How to Measure Anything in Cybersecurity Risk
Douglas W. Hubbard and Richard Seiersen
ISBN 978-1-119-08529-4. Wiley 2016.
Table of Contents: http://www.wiley.com/WileyCDA/WileyTitle/productCd-1119085292.html.
Reviewed by Richard Austin Sep 16, 2016
This is a very useful follow-up to Hubbard's previous book "How to Measure Anything: Finding the Value of Intangibles in Business" applied to cybersecurity risk. Though this book can be read standalone, many details are referenced to the previous one, and it would be good to have a copy at hand for reference. The book addresses the very important question: Is it really possible to do anything beyond rating scales when assessing cybersecurity risk? We're all familiar with variations of high-medium-low and the sometimes arcane rituals of how to "multiply" a medium rate of occurrence by a low impact. We've also likely felt vaguely uncomfortable about doing math on ratings but haven't really had an alternative.
The authors are quick to assure us that there is a better way that will allow us to defensibly produce quantitative risk assessments using the data and knowledge we have (but may not realize we have).
Their techniques relies on simulation - they call it "Monte Carlo" which would have put my long-ago professor in a computer simulation course into hysterics: "Monte Carlo is a method for integrating messy functions not a catchy byword for applying simulation to problems". A quick Google shows that "Monte Carlo" enjoys wide usage in the sense used by the authors but I still have the emotional scars from that course and won't use the term that way.

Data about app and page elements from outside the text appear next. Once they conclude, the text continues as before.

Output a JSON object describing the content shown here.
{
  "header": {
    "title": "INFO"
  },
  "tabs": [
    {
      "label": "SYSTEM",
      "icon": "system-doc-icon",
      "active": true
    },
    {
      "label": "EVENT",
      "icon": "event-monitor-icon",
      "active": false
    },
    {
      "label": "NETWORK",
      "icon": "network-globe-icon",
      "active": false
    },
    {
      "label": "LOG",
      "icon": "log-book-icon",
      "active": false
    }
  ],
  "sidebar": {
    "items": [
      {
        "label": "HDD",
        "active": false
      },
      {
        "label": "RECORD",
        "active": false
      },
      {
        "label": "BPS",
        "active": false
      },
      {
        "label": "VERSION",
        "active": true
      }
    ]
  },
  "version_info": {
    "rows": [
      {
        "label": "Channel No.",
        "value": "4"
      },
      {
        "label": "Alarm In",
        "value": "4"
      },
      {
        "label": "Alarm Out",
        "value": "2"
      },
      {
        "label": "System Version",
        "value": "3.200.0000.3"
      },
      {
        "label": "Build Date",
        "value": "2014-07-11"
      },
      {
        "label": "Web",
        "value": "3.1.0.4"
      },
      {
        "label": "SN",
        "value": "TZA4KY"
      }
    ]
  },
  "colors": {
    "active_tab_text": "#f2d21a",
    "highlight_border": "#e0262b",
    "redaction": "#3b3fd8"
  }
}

To do a good simulation, you need reasonable data and the authors spend a good portion of the book showing that we know a lot more than we think we do. One of their core techniques is "calibration" which basically means that when an expert says that something has a probability of .2 to .4 they really mean it. While that sounds suspiciously obvious, the authors quote substantial research to show that experts, in the beginning, really don't believe their estimates (in the sense of being willing to wager on the outcome) but can be taught to produce good estimates.

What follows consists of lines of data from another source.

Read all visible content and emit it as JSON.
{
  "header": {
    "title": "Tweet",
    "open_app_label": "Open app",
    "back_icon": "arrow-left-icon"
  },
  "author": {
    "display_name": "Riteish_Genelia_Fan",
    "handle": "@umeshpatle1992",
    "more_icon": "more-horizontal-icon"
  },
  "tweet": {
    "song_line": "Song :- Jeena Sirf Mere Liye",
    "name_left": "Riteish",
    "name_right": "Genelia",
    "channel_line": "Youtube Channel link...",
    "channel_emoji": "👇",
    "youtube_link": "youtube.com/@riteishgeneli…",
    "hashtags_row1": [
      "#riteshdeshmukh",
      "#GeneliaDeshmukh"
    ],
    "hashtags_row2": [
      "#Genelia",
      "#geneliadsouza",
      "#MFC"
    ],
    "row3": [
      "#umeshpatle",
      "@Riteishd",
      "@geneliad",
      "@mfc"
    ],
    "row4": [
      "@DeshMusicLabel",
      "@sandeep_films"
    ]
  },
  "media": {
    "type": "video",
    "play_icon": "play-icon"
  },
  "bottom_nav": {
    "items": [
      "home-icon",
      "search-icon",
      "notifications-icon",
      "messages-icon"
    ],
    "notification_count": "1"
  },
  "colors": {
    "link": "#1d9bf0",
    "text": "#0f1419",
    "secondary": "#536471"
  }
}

The tool they use for their simulation studies is the spreadsheet (examples available on the book's website), but rather than creating another spreadsheet oracle, they clearly explain how the spreadsheet calculations work so that the astute reader will be able to understand and defend their conclusions.
There are a couple of pimples on this otherwise excellent presentation. First is that too much is made of the great frequentist versus subjectivist divide in the field of statistics. Outside of academia, I find that the professional statisticians I know (a biased sample if ever there was one) are frequentists when they can be and subjectivists the rest of the time. As one of the more waggish opined: "Whatever makes the math easier". If you must classify yourself, my advice is to follow the authors and be unabashedly subjectivist (or Bayesian). The second is the some of the presentation is frankly polemical and boils down to "If you don't agree with us then you don't understand statistics at all". The authors are experts in their field (otherwise we wouldn't be reading their book) and the research results of applying their techniques speak for themselves, so the polemics could have been left out with no loss to the presentation.
Some readers may suffer from a phobia when it comes to statistics and probability (usually traceable to a bad experience in their first statistics class). The authors have successfully taught their methods to audiences from many backgrounds and the book is heavily tutorial in nature. When you finish working your way through it, you will be able to stare probability distributions, confidence intervals and other scary accoutrements of quantitative risk assessment in the eye without flinching.
This is an awesome book on a critical topic. The decisions we made in securing our information assets, the infrastructures that support them and the services that depend on them are too critical for us to depend on mumbo jumbo when making decisions about risk. The authors make a forceful case that there is a better way that depends on comprehensible techniques with a substantial body of research in many fields behind them. I fervently hope that you will studiously read this book and apply its techniques in your own work. We and our profession will be all the better for it.
Fare thee well!
The time has come for your humble correspondent to retire from the workaday world and start a new phase of life as a professional grandpa. I have thoroughly enjoyed these ten years of writing book reviews for IEEE Cipher and want to express my deep appreciation to you, our readers, the IEEE Computer Society Technical Committee on Security and Privacy and my longsuffering editor, Hilarie Orman (who has taught me there is always a better way to say things), for this once-in-a-lifetime opportunity.
I wish you well as you carry our wonderful profession into the future and confront the myriad challenges that make this the most interesting profession on Earth.
With fond regards.
Richard Austin MS, CISSP